The 37-year-old actress played the role of Diane Nguyen in the hit Netflix series - which aired its final season earlier this year - and has now admitted she shouldn't have taken on the role, as she believes people of colour "should always voice" characters who are also people of colour.
She wrote on Instagram: "In hindsight, I wish that I didn't voice the character of Diane Nguyen. I now understand that people of color, should always voice people of color. We missed a great opportunity to represent the Vietnamese-American community accurately and respectfully, and for that I am truly sorry. I applaud all those who stepped away from their voiceover roles in recent days. I have learned a lot from them. (sic)"
Alison's apology comes after Kristen Bell stepped down from voicing Molly, the mixed-race character she played in Apple's 'Central Park', and Jenny Slate quit the role of biracial character Missy, who appeared in 'Big Mouth'.
In a lengthy statement, Jenny announced: "At the start of the show, I reasoned with myself that it was permissible for me to play 'Missy' because her mom is Jewish and white - as am I. But 'Missy' is also Black, and Black characters on an animated show should be played by Black people. I acknowledge how my original reasoning was flawed, that it existed as an example of white privilege and unjust allowances made within a system of societal white supremacy, and that in me playing 'Missy,' I was engaging in an act of erasure of Black people. Ending my portrayal of 'Missy' is one step in a life-long process of uncovering the racism in my actions.
"As I look back on the nature and emergence of my own voice in comedy, I know that I have made mistakes along the way. I can't change the past, but I can take accountability for my choices. I will continue to engage in meaningful anti-racist action, to be thoughtful about the messages in my work, to be curious and open to feedback and to do my best to take responsibility for the ways that I am part of the problem.
"Most importantly, though, to anyone that I've hurt: I'm so very sorry. Black voices must be heard. Black Lives Matter."

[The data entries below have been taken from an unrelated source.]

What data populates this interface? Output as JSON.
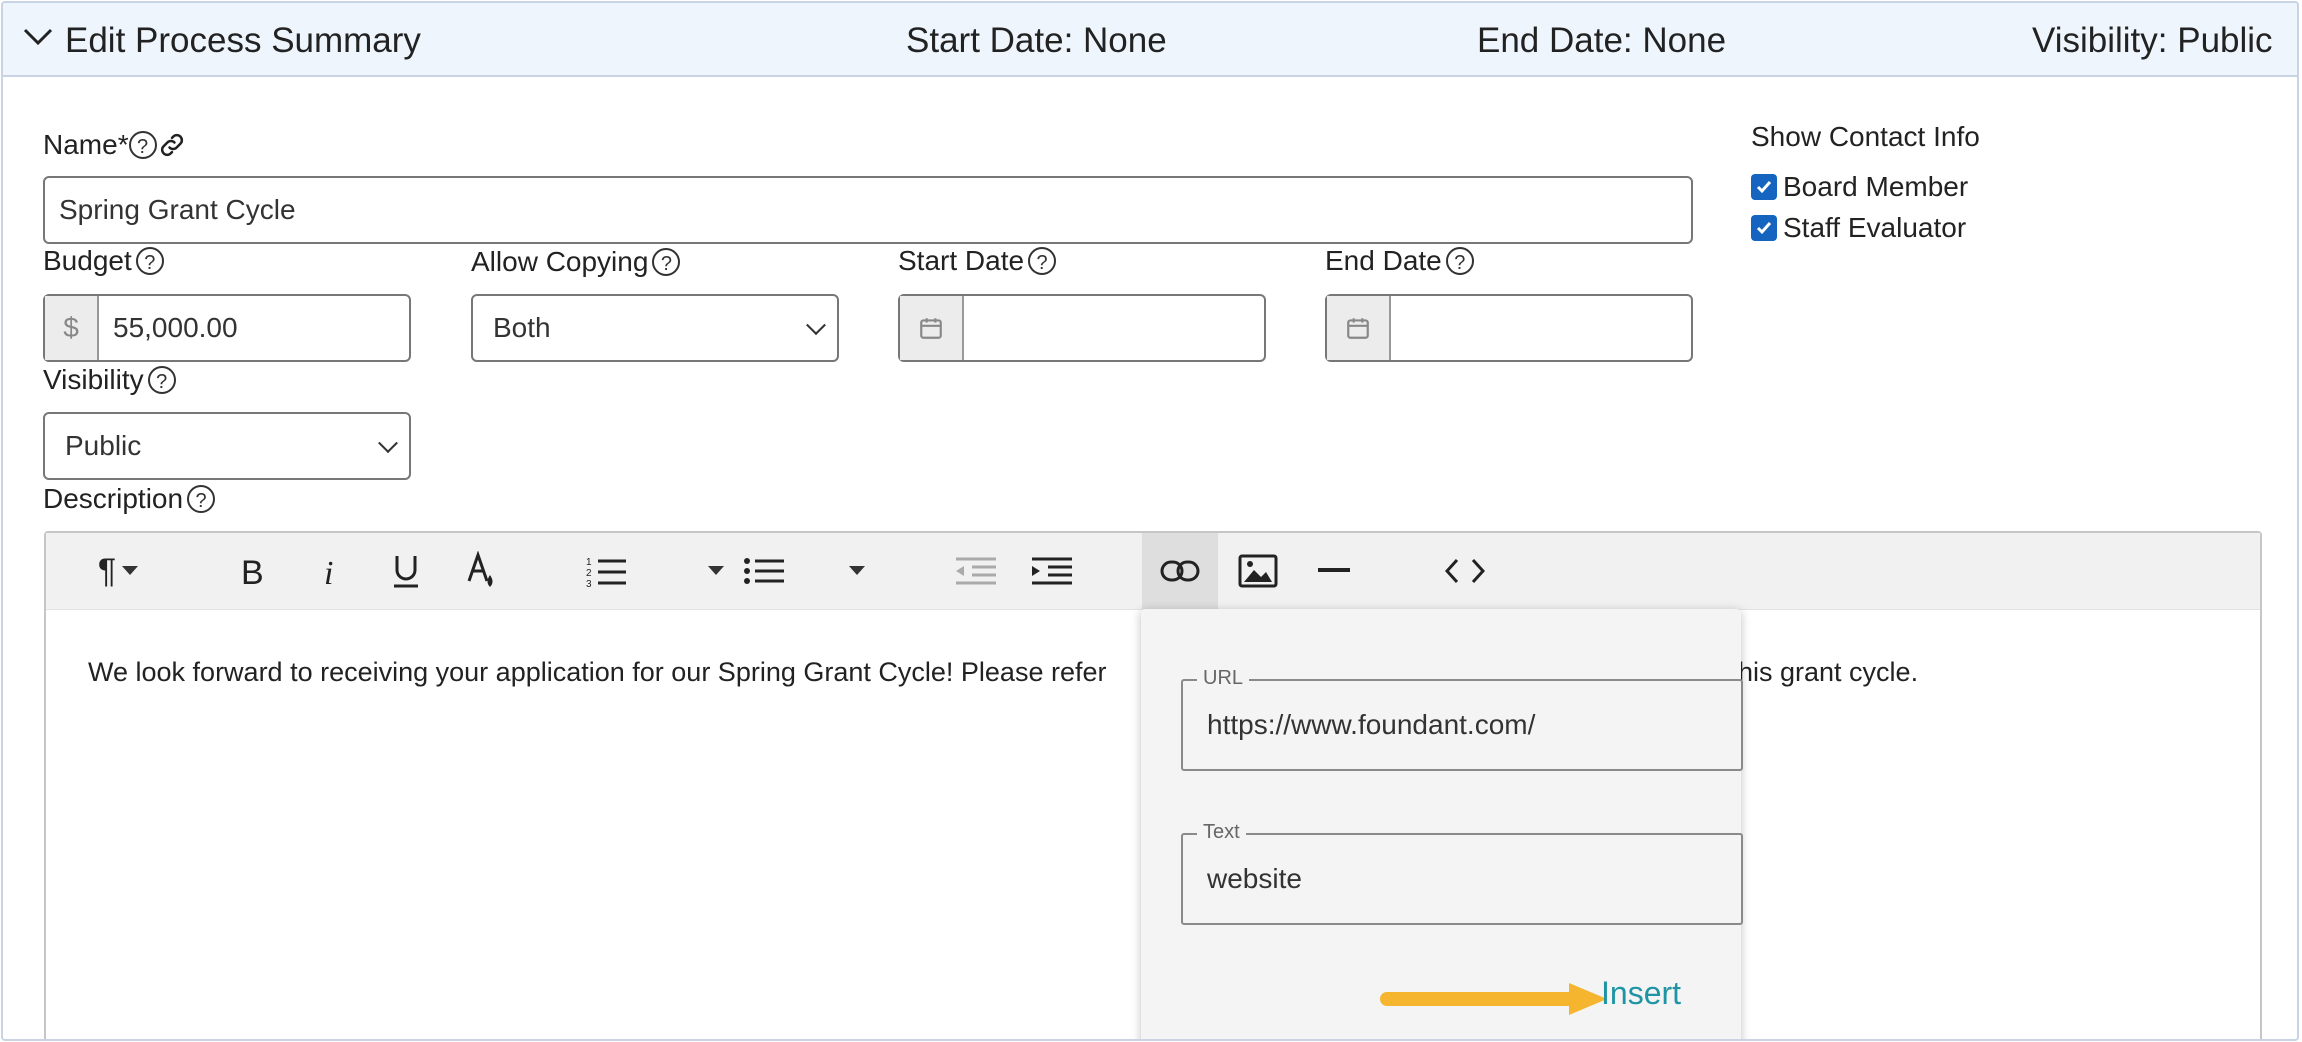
{
  "header": {
    "title": "Edit Process Summary",
    "start_date": "Start Date: None",
    "end_date": "End Date: None",
    "visibility": "Visibility: Public"
  },
  "form": {
    "name_label": "Name*",
    "name_value": "Spring Grant Cycle",
    "budget_label": "Budget",
    "budget_currency": "$",
    "budget_value": "55,000.00",
    "allow_copying_label": "Allow Copying",
    "allow_copying_value": "Both",
    "start_date_label": "Start Date",
    "end_date_label": "End Date",
    "visibility_label": "Visibility",
    "visibility_value": "Public",
    "description_label": "Description",
    "help_glyph": "?"
  },
  "contact": {
    "heading": "Show Contact Info",
    "options": [
      {
        "label": "Board Member",
        "checked": true
      },
      {
        "label": "Staff Evaluator",
        "checked": true
      }
    ]
  },
  "editor": {
    "paragraph_glyph": "¶",
    "content_left": "We look forward to receiving your application for our Spring Grant Cycle! Please refer",
    "content_right": "his grant cycle."
  },
  "link_popup": {
    "url_legend": "URL",
    "url_value": "https://www.foundant.com/",
    "text_legend": "Text",
    "text_value": "website",
    "insert_label": "Insert"
  },
  "colors": {
    "accent": "#1e94a4",
    "checkbox": "#1565c0",
    "annotation_arrow": "#f6b52e"
  }
}
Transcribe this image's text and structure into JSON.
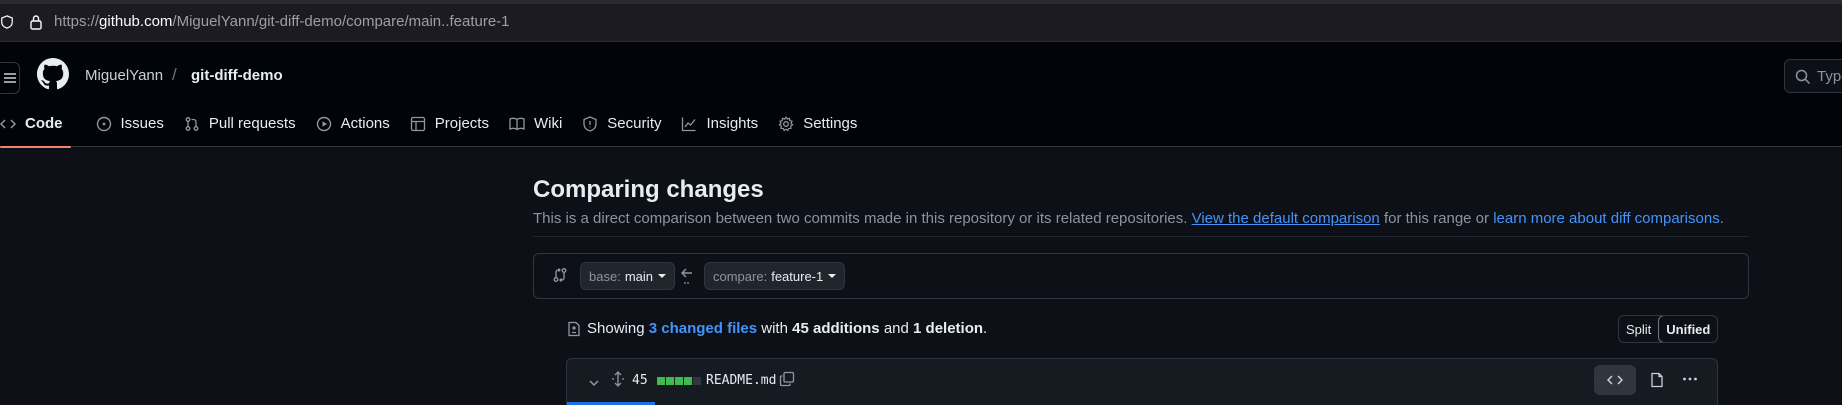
{
  "browser": {
    "url_prefix": "https://",
    "url_host": "github.com",
    "url_path": "/MiguelYann/git-diff-demo/compare/main..feature-1"
  },
  "header": {
    "owner": "MiguelYann",
    "separator": "/",
    "repo": "git-diff-demo",
    "search_placeholder": "Type"
  },
  "tabs": [
    {
      "label": "Code",
      "icon": "code-icon",
      "active": true
    },
    {
      "label": "Issues",
      "icon": "issue-icon"
    },
    {
      "label": "Pull requests",
      "icon": "pull-request-icon"
    },
    {
      "label": "Actions",
      "icon": "play-icon"
    },
    {
      "label": "Projects",
      "icon": "table-icon"
    },
    {
      "label": "Wiki",
      "icon": "book-icon"
    },
    {
      "label": "Security",
      "icon": "shield-icon"
    },
    {
      "label": "Insights",
      "icon": "graph-icon"
    },
    {
      "label": "Settings",
      "icon": "gear-icon"
    }
  ],
  "main": {
    "title": "Comparing changes",
    "description_1": "This is a direct comparison between two commits made in this repository or its related repositories.",
    "link_default": "View the default comparison",
    "description_2": "for this range or",
    "link_learn": "learn more about diff comparisons",
    "description_3": "."
  },
  "range": {
    "base_key": "base:",
    "base_value": "main",
    "compare_key": "compare:",
    "compare_value": "feature-1",
    "arrow_dots": ".."
  },
  "summary": {
    "showing": "Showing",
    "changed_files": "3 changed files",
    "with": "with",
    "additions": "45 additions",
    "and": "and",
    "deletion": "1 deletion",
    "period": ".",
    "split_label": "Split",
    "unified_label": "Unified"
  },
  "file": {
    "count": "45",
    "name": "README.md",
    "diffstat": [
      "add",
      "add",
      "add",
      "add",
      "neutral"
    ]
  },
  "colors": {
    "accent_tab": "#f78166",
    "link": "#4493f8",
    "addition": "#3fb950",
    "neutral": "#30363d"
  }
}
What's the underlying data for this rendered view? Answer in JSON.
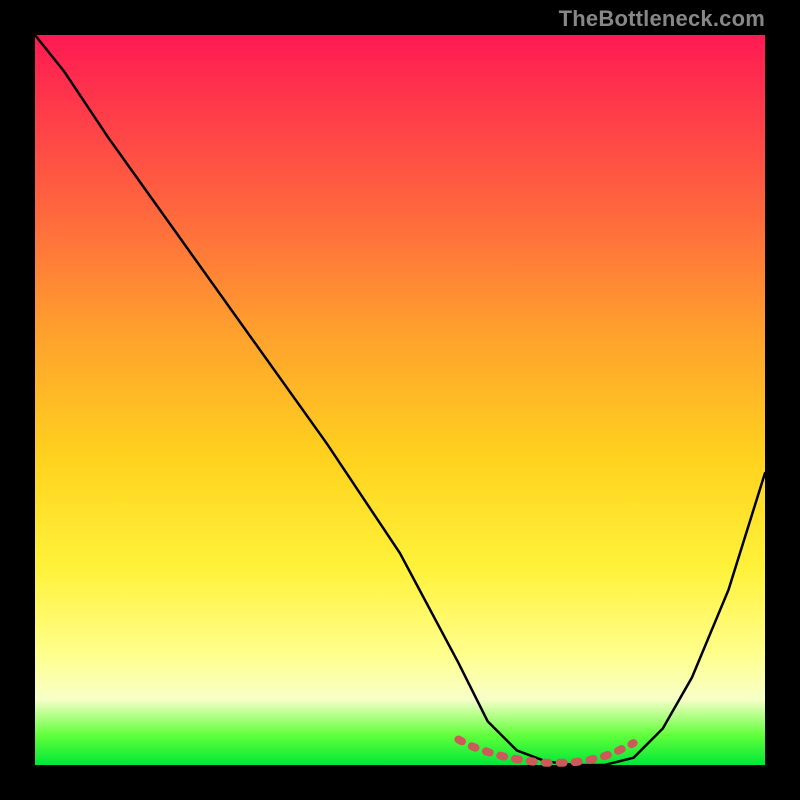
{
  "watermark": "TheBottleneck.com",
  "chart_data": {
    "type": "line",
    "title": "",
    "xlabel": "",
    "ylabel": "",
    "xlim": [
      0,
      100
    ],
    "ylim": [
      0,
      100
    ],
    "grid": false,
    "legend": false,
    "series": [
      {
        "name": "bottleneck-curve",
        "color": "#000000",
        "x": [
          0,
          4,
          10,
          20,
          30,
          40,
          50,
          58,
          62,
          66,
          70,
          74,
          78,
          82,
          86,
          90,
          95,
          100
        ],
        "y": [
          100,
          95,
          86,
          72,
          58,
          44,
          29,
          14,
          6,
          2,
          0.5,
          0,
          0,
          1,
          5,
          12,
          24,
          40
        ]
      }
    ],
    "markers": {
      "name": "highlight-dash",
      "color": "#cc5a5a",
      "x": [
        58,
        60,
        62,
        64,
        66,
        68,
        70,
        72,
        74,
        76,
        78,
        80,
        82
      ],
      "y": [
        3.5,
        2.5,
        1.8,
        1.2,
        0.8,
        0.5,
        0.3,
        0.3,
        0.4,
        0.7,
        1.2,
        2.0,
        3.0
      ]
    },
    "gradient_stops": [
      {
        "pos": 0,
        "color": "#ff1a53"
      },
      {
        "pos": 10,
        "color": "#ff3a4a"
      },
      {
        "pos": 25,
        "color": "#ff6a3d"
      },
      {
        "pos": 40,
        "color": "#ff9e2e"
      },
      {
        "pos": 58,
        "color": "#ffd21e"
      },
      {
        "pos": 73,
        "color": "#fff23a"
      },
      {
        "pos": 85,
        "color": "#ffff8e"
      },
      {
        "pos": 91,
        "color": "#f7ffc8"
      },
      {
        "pos": 96,
        "color": "#5fff3a"
      },
      {
        "pos": 100,
        "color": "#00e838"
      }
    ]
  }
}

Whilst Kristen said in her own statement: "This is a time to acknowledge our acts of complicity. Here is one of mine. Playing the character of Molly on Central Park shows a lack of awareness of my pervasive privilege. Casting a mixed race character with a white actress undermines the specificity of the mixed race and Black American experience. It was wrong and we, on the Central Park team, are pledging to make it right. I am happy to relinquish this role to someone who can give a much more accurate portrayal and I will commit to learning, growing and doing my part for equality and inclusion. (sic)."